Miyawaki AG11 Air Trap

Ball Float

Continuous discharge without holdback
Large capacities available, can handle high pressures

Miyawaki ES Bucket Steam Trap

Inverted Bucket

Good for applications where condensate must be removed immediately
Wide range of condensate loads

Sizing & Selection

 PressureBest ChoiceSecond Choice
Steam Mains< 1,6 MPaTB9GC1, D, S, ES
< 2,1 MPaTB7GC1, S
< 6,4 MPaTB51, TB52S61, S62, ESH
< 19,6 MPaTB71, TB72, TB81, TB82 
TracingSteam Tracer LinesTBD
Tank HeatingTBD, ES, S
Copper Tracing
(Instrument Tracing)
Process EquipmentHeaterG, S, ERS
Heat ExchangerGES, ER
VaporizerGES, S
DistillerDES, S
SterilizerDES, G, S
Cylinder DryerES, ER 
Band DryerGES, ER, D
Multi-Platen PressesGES, D, S
VulcanizerDS, ES
Tyre PressesDS, ES
AutoclavesDG, ES
Laundry EquipmentDryerGES, D, S
TumblerGES, D, S
PressesDS, ES
Steam MannequinsDES, S
Steam IronSL3SD1
Steam ManglesD, GES, S
Food Processing EquipmentProcess Boiling PansGES, D
Hot TablesD, GES
Drying PlatensD, GES
Jacketes Boiling PansDG, ES, S
Tilting PansESD
Brewing PansGES, D
EvaporatorGES, ER
RetortsGES, ER
Heating & Air ConditioningSteam RadiatorWD
Unit HeatersGES
ConvectorsWD, ES
Radiant PanelsWD, ES
Air HeaterDES,G
Air HumidifiersES, GD, S
Heating CoilsD, ESG, S
Air Conditioning UnitsES, GD
CalorifiersG, ESD
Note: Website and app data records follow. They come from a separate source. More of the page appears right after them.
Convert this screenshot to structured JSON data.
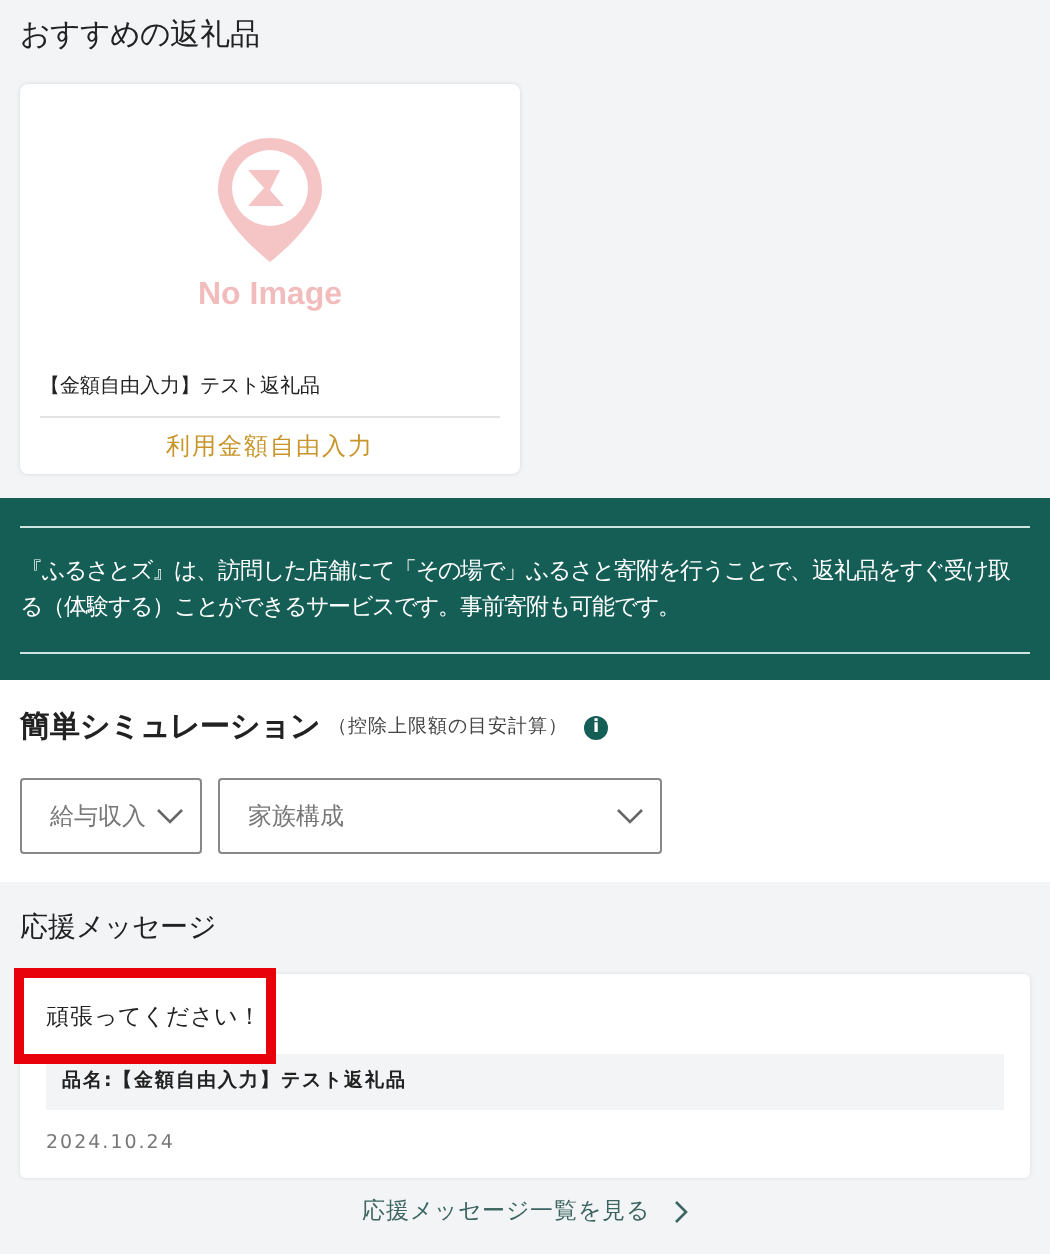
{
  "recommended": {
    "heading": "おすすめの返礼品",
    "items": [
      {
        "image": {
          "kind": "no_image",
          "caption": "No Image"
        },
        "name": "【金額自由入力】テスト返礼品",
        "price": "利用金額自由入力"
      }
    ]
  },
  "banner": {
    "text": "『ふるさとズ』は、訪問した店舗にて「その場で」ふるさと寄附を行うことで、返礼品をすぐ受け取る（体験する）ことができるサービスです。事前寄附も可能です。"
  },
  "simulation": {
    "heading": "簡単シミュレーション",
    "subheading": "（控除上限額の目安計算）",
    "info_icon": "i",
    "selects": [
      {
        "placeholder": "給与収入"
      },
      {
        "placeholder": "家族構成"
      }
    ]
  },
  "messages": {
    "heading": "応援メッセージ",
    "items": [
      {
        "text": "頑張ってください！",
        "highlighted": true,
        "item": "品名:【金額自由入力】テスト返礼品",
        "date": "2024.10.24"
      }
    ],
    "more_link": "応援メッセージ一覧を見る"
  }
}
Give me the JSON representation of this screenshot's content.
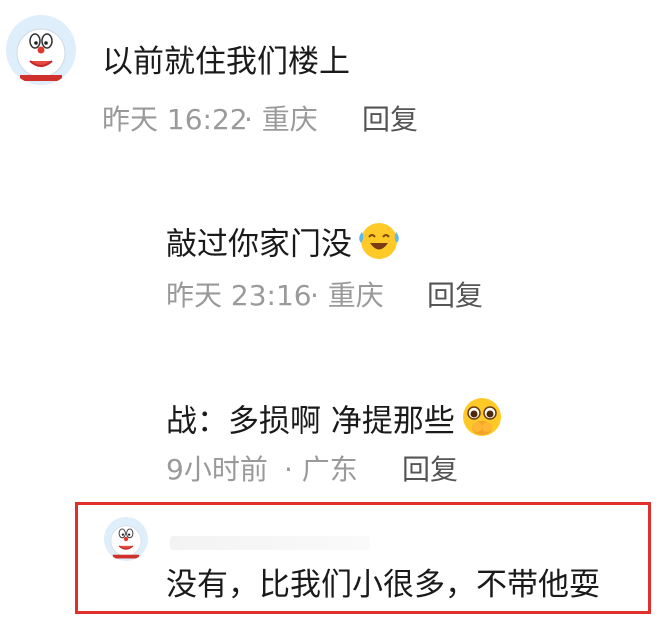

The purpose of sizing is to ensure that the discharge capacity can meet the requirements. First of all the steam flow rate must be known. After applying a safety factor of around 2 to 3 times, the required capacity of the steam trap is known. 

Based on the differential pressure (difference inlet and outlet pressure of the steam trap), the maximum capacity of the selected steam trap can be known. The maximum capacity of the steam trap must be higher than the required capacity. 

Where should I install a steam trap?

Ideally, a steam trap should be installed every 30m to 50m of steam piping. Steam traps should be installed at the lowest point. Not only is this better for good discharge of condensate, it also facilitates the maintenance of the steam traps. 

Avoid group trapping if possible. Always use individual trapping. 

Maintenance through Steam Trap Survey

An efficient trap wastes less energy. In addition, it also maintains clean and dry steam.  

Under the proper conditions, a steam trap is expected to last around 3 – 5 years. However it can fail prematurely due to:

  • Pipe debris such as pipe rust
  • Steam cuts especially at high pressures
  • Improper orientation during installation 

If a failed steam trap is not replaced, it could lead to issues like water hammer or the process cannot achieve the required temperature.

Leaking Traps​

The most common issue is leakage of the steam trap. When this happens steam can be seen to be flashing from the steam trap. There could also be small leaks which can only be detected using an ultrasonic vibration detector or thermal imaging. 

Besides being a health hazard, even a small leak could potentially lead to thousands of dollars in energy loss over time. For example, if we take a thermodynamic steam trap at 3 bar steam, the financial loss per year due to leaking steam could look like this:

*Steam Cost at US$ 40 / ton

These calculations are for one small steam trap. In a large refinery, the number of steam traps could number in the thousands. The financial loss due to leakage of steam has a huge impact on costs and the environment. 

Plugged / Choked Traps​

The trap may fail to discharge condensate properly as the orifice could be choked. Dirt, pipe scale, rust, packing and joint material or debris can cause these blockages. When this happens, the user may observe that the temperature cannot achieve process requirements. In serious cases, the condensate collects at the bottom of the pipe which can result in waterhammer. 

Steam Trap Inspection Survey

Techmatic performs scheduled steam trap survey to check all the steam traps periodically and ensure that all traps are in proper working conditions. We use the ultrasonic vibration, thermal imaging and stethoscope methods to check for leaks. Based on this data, the steam loss can be calculated using a software.

If found to be faulty, the trap can be replaced or serviced.